Thomas Sankara, president Burkina Faso, 1983-1987

In a 2015 interview entitled ‘I met JP Manova, the invisible man of French rap’ - originally in French - by Ramses Kefi the very, very famous French rapper MC Solaar refers to Manova as the ‘Loch Ness Monster’ for his secretive, or publicity-shy ways. (Manova asked the interviewer repeatedly why he wanted to meet him). But despite his low profile, Manova offers a fine continuity with the past and the contemporary hip-hop scene in France. 

This track, ‘Sankara’ is a perfect example of Manova’s skill to present a powerful argument, keeping it cool, while skewering the hypocrisy of Westerners looking at Africa, whatever that means; see, for example these great lines:

À ceux qui pensent l'Afrique comme un clip de Shakira
Où le blanc mène la danse et les nègres suivent le pas

(For those who think Africa is like a clip from Shakira/Where the whites lead the dance and the negroes – or niggers, it’s the same in French - follow the steps)

There is a submerged intensity, or anger in this song and the way the lyrics are delivered, alongside a kind of intimacy where the repeated refrain suggests that if you – we – have these questions, or prejudices we will keep coming back to Thomas Sankara, the great revolutionary leader who promised another way forward in the post-colonial era.

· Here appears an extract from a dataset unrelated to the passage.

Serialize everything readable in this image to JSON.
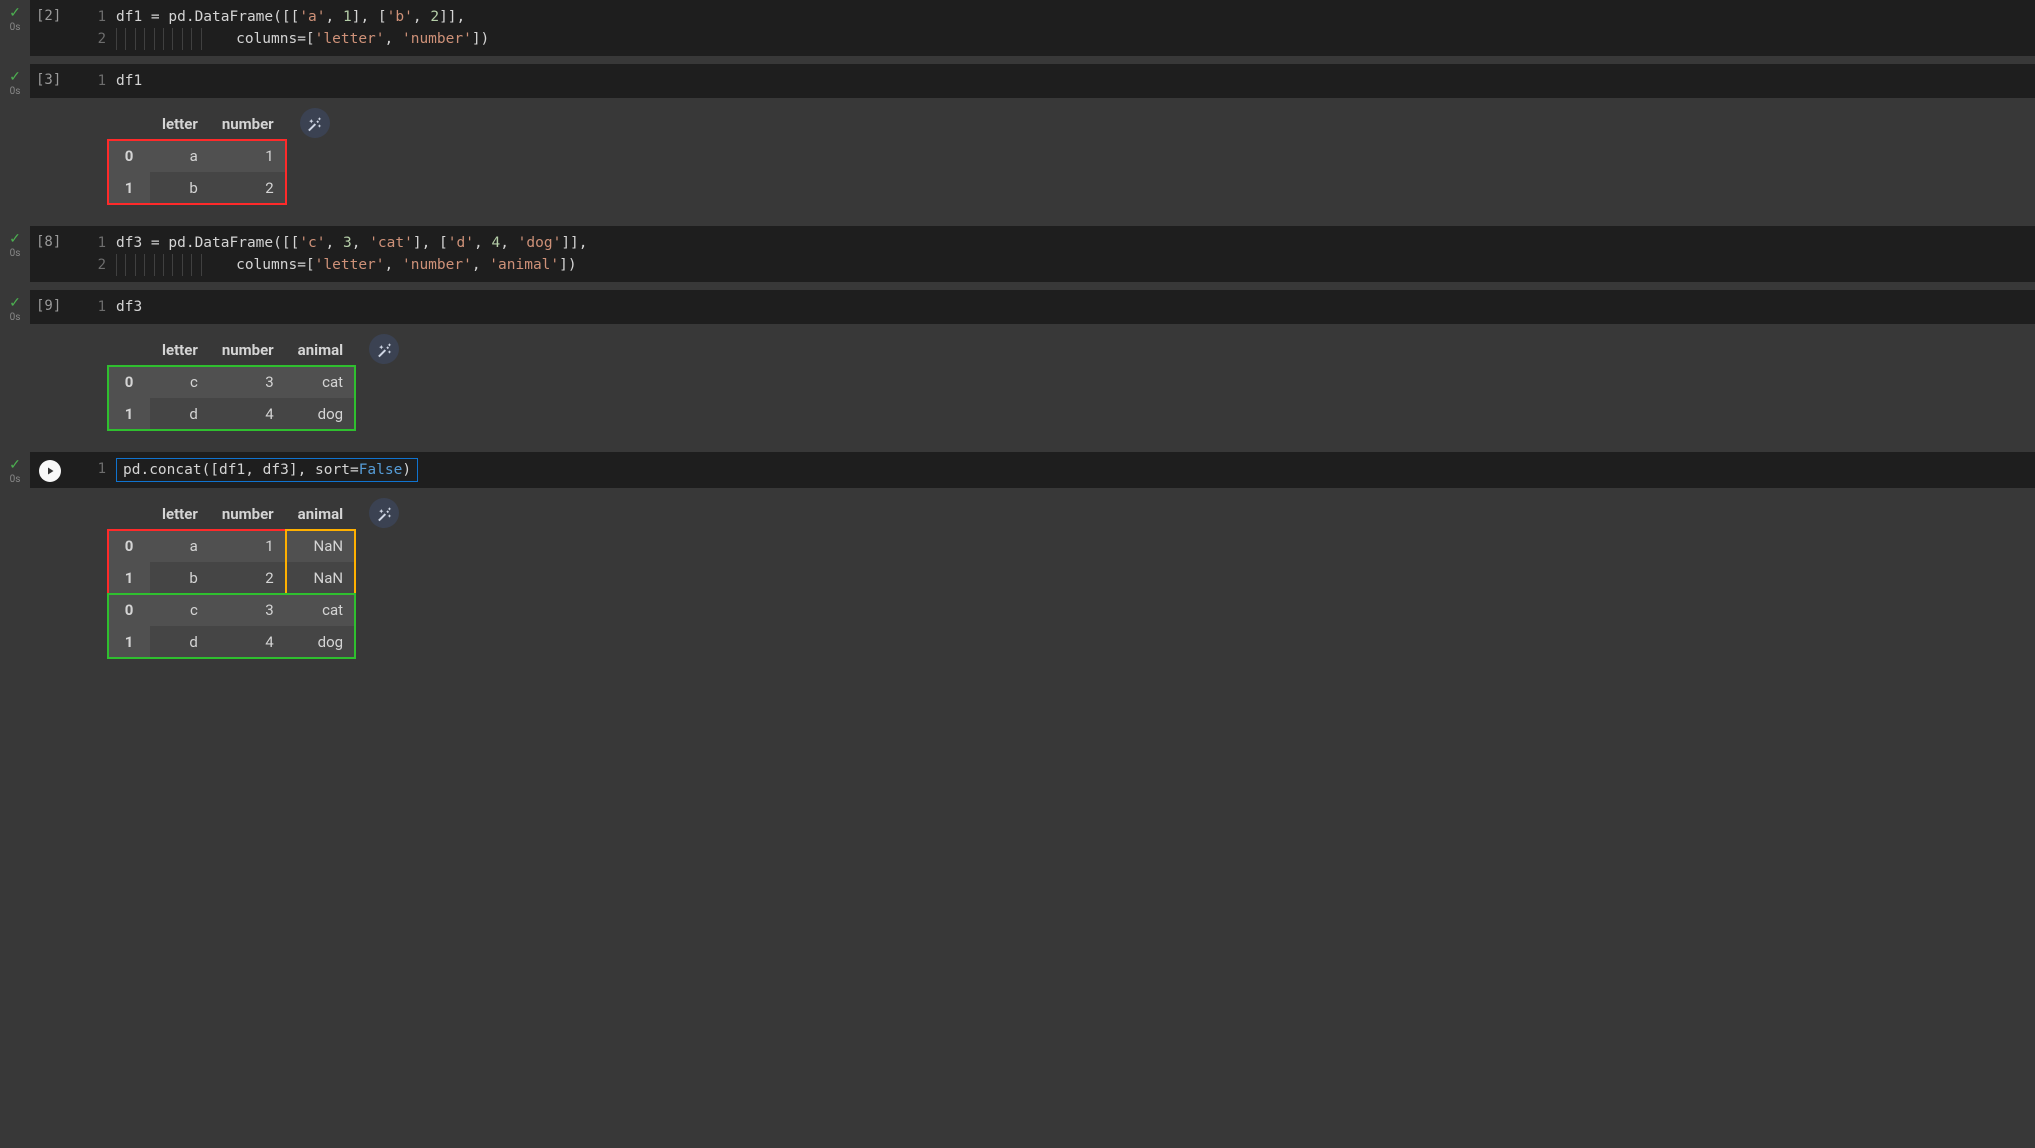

From the Encyclopaedia Britannica entry on Sankara:  

‘Sankara declared the objectives of the “democratic and popular revolution” to be primarily concerned with the tasks of eradicating corruption, fighting environmental degradation, empowering women, and increasing access to education and health care, with the larger goal of liquidating imperial domination. During the course of his presidency, Sankara successfully implemented programs that vastly reduced infant mortality, increased literacy rates and school attendance, and boosted the number of women holding governmental posts. On the environmental front, in the first year of his presidency alone 10 million trees were planted in an effort to combat desertification. On the first anniversary of the coup that had brought him to power, he changed the country’s name from Upper Volta to Burkina Faso, which means roughly “land of upright people” in Mossi and Dyula, the country’s two most widely spoken indigenous languages.’

Here is an interview – in French – with JP Manova around the release of his record where he speaks about the values of hip-hop and gives his thoughts on Trap among other subjects.

Manova grew up in the 18th arrondissement, the area in northern Paris where there are large North African and West African communities, he has described how this experience of not growing up in the banlieues  (the poor, largely immigrant neighbourhoods surrounding central Paris) gave him a particular perspective.

As he told the online magazine Le Bon Son in 2015

‘We’re not in the banlieue, but the edge of it; we’re not in Paris, but on the edge of it. It’s a working-class area … where there are workers, immigrants, but also Sacré Cœur the tourist site the whole world wants to see’ (this is my neighbourhood as well, so I appreciate this description when I’m so far away).

Coda: